My seven-year-old had not only tricked me into letting him stay home, he’d tricked me for hours after.
As I stood at the window, watching my son shoot hoops and dribble tricks, I realised I now had to be on MY game.
My little boy, who’d always been either clearly well or unwell, had learned the art of faking.
And I had a feeling this first attempt was an amateur one.
His best, ‘fully sick’ efforts were yet to come.

Like father, like son

“Look Mummy I’ve made your breakfast,” Master Seven said to me proudly as I walked into the kitchen.
Now you never want to disappoint your child but I simply couldn’t sit down and eat right away.
After the chocolate extravaganza that was Easter, I was back on my health kick, about to head off for some exercise before coming home to a planned bowl of cereal.
I looked at the two pieces of toast – one slathered in vegemite (you just don’t ‘slather’ vegemite) and the other in peanut butter (calories!!!)
I quickly popped them in a lunchbox with promises to chow them down after my run.
Master Seven looked satisfied.
Later that day I caught Master Seven gazing at me while I read the newspaper.
“You’re just so beautiful,” he breathed, before abruptly going back into the Lego land he was building.
Something was going on.
The night before, Master Seven had sat next to me on the couch and asked if he could rub my feet.
Cooking, compliments, foot rubs.
What a dream man.
As if suddenly realising we were hurtling towards the wedding day, Master Seven was making a last ditch effort to stay the main man in my life.
The battle for alpha male in our household has been prolonged and infuriating.
It’s hardly surprising.
When a boy spends the first five years of his life acting like your mini-husband, it’s understandable he’ll try to retain that role.
He had the prime spot at your dinner table.
He had the other side of your bed.
His was the only name besides yours on your Christmas cards.
He was the man of the house.
But only because he was the only man IN the house.
Learner Dad and Master Seven have shared a home for a year and a half now.
Sometimes they’re like brothers, bickering and dobbing on each other (yes grown men do dob sadly).
Often they’re great mates, playing basketball and watching YouTube.
And then there are the times they are actually father and son, barking orders and answering back.
Trouble is, it’s often Master Seven barking the orders.
He loves nothing more than fathering his new father (and it helps that Learner Dad sometimes acts the child).
“I see you’ve got your face glued to the phone again,” Master Seven will mutter at his father, shaking his head on the way past.
Or, sighing: “You always puts the plates where the mugs are meant to go.”
And even: “Don’t forget to wash your hands after playing with Li’l Fatty please.
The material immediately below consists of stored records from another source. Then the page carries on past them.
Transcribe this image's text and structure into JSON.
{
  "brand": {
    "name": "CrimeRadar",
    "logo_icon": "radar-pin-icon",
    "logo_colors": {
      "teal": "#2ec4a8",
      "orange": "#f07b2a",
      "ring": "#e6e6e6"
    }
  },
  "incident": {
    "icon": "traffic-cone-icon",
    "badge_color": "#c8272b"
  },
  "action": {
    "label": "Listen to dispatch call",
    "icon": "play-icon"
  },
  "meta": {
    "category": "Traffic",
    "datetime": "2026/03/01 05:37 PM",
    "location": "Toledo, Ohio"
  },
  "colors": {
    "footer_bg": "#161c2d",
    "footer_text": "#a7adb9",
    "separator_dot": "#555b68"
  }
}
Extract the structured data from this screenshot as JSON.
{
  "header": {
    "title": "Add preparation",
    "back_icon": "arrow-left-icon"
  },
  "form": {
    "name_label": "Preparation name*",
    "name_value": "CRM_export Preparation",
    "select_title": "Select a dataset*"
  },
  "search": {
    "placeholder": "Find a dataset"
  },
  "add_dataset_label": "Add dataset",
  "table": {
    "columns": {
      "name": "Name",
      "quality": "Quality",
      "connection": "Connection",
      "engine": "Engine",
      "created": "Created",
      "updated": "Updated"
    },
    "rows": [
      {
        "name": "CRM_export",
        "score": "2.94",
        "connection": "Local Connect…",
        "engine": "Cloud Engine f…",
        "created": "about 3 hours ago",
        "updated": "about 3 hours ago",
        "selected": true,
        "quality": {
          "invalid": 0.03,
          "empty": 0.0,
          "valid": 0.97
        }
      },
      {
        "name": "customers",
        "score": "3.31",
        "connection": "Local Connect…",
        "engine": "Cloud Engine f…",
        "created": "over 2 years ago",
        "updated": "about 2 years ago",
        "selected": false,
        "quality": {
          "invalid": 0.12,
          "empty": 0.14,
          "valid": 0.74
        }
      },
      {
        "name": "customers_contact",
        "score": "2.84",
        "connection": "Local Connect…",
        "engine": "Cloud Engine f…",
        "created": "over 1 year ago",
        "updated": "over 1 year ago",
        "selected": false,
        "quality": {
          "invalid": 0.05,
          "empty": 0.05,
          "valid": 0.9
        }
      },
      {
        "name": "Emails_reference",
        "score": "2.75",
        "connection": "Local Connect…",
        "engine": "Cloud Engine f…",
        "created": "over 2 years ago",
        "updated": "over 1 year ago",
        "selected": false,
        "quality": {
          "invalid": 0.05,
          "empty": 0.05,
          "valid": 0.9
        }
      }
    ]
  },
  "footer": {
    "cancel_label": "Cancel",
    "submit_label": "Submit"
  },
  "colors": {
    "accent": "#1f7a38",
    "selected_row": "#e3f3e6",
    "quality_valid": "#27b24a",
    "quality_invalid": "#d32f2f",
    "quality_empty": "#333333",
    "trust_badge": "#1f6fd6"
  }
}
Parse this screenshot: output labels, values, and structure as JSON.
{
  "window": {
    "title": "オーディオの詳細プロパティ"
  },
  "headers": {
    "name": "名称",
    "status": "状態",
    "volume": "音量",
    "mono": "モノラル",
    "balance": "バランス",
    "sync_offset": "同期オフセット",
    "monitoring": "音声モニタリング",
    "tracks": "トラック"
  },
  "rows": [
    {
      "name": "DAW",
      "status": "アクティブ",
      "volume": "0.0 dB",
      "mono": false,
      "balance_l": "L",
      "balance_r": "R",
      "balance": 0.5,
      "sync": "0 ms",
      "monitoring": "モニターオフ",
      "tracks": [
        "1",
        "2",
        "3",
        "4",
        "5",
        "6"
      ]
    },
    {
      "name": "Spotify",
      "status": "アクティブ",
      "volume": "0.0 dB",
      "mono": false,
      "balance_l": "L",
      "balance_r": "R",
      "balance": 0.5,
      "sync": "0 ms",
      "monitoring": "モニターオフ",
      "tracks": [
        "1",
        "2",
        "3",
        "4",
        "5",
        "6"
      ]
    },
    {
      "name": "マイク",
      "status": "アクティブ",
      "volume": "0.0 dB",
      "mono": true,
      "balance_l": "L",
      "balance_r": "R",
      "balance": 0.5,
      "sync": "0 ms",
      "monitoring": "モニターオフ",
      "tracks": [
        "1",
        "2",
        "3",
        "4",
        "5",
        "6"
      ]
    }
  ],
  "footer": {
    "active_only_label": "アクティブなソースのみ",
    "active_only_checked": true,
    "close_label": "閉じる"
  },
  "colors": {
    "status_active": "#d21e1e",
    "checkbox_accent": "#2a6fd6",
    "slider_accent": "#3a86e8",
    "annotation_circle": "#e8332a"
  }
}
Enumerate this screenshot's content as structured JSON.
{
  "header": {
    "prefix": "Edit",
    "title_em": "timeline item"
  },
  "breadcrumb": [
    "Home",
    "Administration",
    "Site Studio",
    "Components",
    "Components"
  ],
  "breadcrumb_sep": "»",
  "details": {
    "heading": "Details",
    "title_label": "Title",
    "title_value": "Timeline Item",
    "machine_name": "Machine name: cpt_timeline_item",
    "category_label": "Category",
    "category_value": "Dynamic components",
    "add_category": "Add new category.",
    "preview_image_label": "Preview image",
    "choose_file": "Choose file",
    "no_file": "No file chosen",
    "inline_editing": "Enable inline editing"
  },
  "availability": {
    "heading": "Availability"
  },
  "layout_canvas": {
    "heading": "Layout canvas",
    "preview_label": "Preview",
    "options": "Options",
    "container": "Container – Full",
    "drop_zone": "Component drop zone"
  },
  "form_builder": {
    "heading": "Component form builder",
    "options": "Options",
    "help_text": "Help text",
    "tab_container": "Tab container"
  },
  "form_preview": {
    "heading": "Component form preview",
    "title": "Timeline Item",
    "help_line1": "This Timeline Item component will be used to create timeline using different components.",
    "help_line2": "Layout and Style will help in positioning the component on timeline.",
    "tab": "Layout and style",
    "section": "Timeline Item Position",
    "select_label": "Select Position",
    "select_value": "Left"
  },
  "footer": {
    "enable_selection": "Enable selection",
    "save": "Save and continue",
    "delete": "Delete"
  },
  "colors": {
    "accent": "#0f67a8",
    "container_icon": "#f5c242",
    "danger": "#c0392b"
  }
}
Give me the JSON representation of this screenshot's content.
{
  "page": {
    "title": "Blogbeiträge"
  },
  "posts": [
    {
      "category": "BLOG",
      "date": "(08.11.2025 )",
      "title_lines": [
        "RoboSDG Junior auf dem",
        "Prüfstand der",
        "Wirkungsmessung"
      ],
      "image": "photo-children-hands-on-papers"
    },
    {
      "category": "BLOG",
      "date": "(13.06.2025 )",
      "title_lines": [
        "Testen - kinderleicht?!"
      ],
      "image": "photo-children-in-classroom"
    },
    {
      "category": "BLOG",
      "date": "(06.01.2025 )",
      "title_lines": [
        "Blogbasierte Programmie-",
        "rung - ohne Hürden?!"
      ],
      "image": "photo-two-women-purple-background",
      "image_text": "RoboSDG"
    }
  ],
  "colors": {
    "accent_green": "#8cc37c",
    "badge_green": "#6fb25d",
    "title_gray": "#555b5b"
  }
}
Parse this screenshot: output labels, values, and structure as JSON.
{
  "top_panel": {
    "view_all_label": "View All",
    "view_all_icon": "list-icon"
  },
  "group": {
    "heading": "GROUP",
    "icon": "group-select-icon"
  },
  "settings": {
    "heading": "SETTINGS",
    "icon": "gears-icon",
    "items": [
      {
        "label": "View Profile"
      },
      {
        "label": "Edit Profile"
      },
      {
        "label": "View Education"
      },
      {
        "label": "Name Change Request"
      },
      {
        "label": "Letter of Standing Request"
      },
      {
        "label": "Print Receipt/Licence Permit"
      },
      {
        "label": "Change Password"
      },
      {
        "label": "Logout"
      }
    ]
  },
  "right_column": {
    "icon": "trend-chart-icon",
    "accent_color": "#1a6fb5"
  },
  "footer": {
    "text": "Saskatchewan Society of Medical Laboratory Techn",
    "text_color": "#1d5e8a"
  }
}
He’s got a cold.”
Learner Dad, to his credit, often just lets the little daddy in Master Seven slide.
I think it’s because he knows he’s his predecessor.
That he was the original man of the house.
That at one time only he ate with, slept beside, picked flowers for and loved me, the woman in both their lives.
And that, even though he’s been made redundant, he did a damn fine job.